INFORMATION.
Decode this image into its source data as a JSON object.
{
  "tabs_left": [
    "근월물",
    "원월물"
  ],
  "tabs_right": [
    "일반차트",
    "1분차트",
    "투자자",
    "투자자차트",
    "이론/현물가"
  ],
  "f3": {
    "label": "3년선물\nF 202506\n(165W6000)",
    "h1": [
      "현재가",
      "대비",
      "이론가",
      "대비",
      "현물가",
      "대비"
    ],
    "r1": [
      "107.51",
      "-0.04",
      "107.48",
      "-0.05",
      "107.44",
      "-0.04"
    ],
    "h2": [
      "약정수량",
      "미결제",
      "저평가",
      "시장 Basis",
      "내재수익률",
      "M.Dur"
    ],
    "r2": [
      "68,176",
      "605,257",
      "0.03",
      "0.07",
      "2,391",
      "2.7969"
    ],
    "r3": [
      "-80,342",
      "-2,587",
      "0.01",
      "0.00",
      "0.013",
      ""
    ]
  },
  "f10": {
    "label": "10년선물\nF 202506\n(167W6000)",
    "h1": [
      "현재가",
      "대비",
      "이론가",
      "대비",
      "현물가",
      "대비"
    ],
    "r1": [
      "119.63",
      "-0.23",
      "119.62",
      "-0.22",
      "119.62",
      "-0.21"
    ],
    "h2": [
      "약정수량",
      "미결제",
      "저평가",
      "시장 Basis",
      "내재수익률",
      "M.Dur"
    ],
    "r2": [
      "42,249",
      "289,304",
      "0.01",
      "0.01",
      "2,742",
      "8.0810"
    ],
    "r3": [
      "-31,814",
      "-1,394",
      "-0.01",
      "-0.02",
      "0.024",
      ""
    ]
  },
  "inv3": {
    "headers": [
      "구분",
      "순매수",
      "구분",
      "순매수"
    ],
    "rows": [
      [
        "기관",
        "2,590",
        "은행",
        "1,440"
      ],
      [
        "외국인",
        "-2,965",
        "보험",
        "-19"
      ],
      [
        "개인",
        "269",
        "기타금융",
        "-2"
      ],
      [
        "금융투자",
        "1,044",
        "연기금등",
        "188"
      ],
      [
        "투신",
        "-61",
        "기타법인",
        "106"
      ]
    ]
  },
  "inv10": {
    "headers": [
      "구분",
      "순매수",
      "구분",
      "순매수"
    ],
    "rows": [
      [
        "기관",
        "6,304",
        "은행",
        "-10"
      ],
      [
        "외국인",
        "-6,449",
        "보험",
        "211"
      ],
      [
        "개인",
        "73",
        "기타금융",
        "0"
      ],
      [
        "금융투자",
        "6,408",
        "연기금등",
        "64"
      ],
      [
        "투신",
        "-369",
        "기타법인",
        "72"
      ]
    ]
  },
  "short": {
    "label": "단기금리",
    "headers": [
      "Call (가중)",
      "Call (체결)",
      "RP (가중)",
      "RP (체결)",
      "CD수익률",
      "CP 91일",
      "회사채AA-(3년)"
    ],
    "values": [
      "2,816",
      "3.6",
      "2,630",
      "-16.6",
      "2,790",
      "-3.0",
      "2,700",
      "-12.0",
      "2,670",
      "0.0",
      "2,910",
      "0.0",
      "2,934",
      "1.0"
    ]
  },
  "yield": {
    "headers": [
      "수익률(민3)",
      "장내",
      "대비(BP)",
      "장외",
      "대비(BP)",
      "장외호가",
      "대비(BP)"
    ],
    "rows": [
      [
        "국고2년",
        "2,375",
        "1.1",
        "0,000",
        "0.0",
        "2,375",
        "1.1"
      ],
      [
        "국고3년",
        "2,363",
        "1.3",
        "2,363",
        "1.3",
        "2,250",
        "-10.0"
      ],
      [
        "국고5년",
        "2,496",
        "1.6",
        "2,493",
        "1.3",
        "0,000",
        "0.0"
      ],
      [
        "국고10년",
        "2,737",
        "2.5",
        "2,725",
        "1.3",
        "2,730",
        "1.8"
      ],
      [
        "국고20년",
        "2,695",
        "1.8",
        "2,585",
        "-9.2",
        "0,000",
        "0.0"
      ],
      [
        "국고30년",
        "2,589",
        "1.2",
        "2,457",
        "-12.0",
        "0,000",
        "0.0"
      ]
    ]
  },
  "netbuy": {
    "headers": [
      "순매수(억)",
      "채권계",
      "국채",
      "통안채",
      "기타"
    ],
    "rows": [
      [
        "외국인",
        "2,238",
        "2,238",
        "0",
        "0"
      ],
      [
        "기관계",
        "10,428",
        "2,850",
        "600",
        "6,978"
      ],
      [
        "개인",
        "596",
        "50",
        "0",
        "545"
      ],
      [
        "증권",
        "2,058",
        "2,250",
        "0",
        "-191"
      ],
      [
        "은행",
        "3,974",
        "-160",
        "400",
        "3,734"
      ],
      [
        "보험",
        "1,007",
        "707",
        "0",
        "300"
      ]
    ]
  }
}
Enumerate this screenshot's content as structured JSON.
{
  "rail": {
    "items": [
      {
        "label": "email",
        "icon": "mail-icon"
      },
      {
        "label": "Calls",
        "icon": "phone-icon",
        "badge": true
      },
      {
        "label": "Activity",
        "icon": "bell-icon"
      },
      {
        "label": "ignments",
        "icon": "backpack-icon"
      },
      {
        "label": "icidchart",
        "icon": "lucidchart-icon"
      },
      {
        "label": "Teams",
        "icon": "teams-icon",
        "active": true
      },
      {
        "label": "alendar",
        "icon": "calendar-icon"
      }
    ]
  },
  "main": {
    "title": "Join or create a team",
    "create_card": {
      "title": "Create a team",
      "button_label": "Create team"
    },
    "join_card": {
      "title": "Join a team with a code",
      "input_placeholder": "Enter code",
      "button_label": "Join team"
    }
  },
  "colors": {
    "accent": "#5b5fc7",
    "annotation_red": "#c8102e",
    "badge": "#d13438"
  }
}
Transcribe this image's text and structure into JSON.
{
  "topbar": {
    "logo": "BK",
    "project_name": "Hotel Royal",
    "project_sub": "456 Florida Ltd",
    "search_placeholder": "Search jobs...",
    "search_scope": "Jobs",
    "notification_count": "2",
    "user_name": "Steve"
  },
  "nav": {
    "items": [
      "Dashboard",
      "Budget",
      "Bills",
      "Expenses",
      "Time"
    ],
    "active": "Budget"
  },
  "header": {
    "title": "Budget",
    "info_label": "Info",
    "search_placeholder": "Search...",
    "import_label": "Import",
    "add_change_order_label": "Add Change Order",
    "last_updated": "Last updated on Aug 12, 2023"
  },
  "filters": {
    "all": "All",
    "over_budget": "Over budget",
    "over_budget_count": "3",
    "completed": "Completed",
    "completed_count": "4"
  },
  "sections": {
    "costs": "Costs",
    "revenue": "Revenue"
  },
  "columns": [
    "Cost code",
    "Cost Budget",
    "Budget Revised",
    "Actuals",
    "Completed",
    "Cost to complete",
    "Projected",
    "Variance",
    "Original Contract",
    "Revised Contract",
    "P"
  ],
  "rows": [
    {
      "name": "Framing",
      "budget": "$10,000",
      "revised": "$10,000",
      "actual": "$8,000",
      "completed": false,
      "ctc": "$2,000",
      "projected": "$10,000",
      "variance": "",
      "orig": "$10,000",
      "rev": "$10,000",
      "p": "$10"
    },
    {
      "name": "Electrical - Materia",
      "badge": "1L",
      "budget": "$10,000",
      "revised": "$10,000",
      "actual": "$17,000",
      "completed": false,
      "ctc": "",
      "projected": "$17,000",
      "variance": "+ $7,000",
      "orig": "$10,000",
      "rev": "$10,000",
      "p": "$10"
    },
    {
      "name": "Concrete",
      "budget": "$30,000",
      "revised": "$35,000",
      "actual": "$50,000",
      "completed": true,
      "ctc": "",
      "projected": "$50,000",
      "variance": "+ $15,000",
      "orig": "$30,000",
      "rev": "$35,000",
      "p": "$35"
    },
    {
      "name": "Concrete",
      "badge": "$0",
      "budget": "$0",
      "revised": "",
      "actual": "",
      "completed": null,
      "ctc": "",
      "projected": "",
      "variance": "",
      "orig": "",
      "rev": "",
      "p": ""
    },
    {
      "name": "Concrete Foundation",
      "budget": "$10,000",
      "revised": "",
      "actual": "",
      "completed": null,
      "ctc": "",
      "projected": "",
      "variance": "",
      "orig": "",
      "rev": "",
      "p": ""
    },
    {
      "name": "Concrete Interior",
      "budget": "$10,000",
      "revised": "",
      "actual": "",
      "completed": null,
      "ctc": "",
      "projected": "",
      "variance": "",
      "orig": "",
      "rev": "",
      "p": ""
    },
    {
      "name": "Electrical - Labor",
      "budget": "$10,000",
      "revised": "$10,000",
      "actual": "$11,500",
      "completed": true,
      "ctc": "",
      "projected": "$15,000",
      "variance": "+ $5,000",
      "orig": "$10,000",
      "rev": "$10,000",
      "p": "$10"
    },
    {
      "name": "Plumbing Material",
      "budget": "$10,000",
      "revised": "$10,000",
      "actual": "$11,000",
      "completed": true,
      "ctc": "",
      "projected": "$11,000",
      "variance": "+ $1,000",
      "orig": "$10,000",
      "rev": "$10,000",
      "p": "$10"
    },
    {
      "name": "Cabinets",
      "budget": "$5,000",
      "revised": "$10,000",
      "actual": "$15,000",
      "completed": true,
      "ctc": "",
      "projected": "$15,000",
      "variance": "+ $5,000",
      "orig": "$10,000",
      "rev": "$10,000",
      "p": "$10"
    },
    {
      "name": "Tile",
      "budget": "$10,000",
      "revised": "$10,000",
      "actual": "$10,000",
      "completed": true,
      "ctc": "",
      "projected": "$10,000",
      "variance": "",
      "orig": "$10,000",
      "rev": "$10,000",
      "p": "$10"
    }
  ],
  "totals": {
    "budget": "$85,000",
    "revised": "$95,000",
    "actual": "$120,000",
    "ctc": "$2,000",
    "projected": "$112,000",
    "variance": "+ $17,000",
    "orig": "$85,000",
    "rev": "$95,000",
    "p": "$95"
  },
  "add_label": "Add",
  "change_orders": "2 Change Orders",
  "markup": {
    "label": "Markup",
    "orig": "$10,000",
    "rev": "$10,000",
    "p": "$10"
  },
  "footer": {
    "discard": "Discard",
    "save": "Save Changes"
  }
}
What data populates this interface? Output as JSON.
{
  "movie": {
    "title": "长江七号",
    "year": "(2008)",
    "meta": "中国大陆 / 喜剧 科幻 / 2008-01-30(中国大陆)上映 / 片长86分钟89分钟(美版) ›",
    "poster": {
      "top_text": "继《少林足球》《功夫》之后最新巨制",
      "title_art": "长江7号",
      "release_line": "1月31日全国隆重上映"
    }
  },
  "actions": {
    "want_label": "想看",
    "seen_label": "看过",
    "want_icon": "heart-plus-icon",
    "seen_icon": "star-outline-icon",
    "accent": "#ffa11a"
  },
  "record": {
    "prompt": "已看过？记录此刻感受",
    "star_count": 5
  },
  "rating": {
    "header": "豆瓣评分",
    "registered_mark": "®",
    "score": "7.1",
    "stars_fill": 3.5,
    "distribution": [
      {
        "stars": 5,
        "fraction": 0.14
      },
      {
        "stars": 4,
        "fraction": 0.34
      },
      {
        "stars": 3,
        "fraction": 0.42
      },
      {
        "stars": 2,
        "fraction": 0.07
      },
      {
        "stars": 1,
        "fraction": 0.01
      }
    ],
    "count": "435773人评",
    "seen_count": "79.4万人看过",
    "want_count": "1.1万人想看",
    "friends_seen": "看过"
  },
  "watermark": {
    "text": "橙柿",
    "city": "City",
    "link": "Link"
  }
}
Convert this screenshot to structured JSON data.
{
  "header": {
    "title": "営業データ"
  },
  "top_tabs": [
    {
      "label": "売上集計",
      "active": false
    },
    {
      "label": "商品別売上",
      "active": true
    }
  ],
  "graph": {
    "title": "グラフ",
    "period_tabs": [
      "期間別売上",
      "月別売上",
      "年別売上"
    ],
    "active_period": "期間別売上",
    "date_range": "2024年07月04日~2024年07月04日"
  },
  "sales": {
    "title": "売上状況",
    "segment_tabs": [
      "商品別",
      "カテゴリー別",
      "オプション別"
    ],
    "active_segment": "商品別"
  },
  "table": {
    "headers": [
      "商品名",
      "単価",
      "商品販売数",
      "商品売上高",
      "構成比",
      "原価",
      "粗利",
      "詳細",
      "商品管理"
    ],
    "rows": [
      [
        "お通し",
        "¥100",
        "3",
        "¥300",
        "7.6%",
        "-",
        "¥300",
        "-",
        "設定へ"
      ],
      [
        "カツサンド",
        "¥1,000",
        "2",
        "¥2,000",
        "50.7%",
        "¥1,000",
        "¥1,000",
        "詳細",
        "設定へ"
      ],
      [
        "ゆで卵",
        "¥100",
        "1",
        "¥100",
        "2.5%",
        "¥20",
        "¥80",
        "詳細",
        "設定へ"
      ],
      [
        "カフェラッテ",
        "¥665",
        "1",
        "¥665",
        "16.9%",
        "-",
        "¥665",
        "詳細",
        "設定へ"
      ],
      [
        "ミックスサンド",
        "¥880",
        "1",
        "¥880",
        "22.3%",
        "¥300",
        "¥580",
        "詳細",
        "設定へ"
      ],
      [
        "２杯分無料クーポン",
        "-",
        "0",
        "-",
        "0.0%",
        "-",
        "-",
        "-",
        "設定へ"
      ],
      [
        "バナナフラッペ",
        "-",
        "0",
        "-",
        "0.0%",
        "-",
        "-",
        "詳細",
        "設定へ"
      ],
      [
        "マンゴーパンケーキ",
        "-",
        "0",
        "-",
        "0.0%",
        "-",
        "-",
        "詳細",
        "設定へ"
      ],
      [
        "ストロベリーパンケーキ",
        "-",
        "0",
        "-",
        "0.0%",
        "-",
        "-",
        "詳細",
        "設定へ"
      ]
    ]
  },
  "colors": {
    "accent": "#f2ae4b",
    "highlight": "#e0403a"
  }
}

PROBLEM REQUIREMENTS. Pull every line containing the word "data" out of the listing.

WRITTEN SOLUTION.
Decode this image into its source data as a JSON object.
What data populates this interface? Output as JSON.
Convert this screenshot to structured JSON data.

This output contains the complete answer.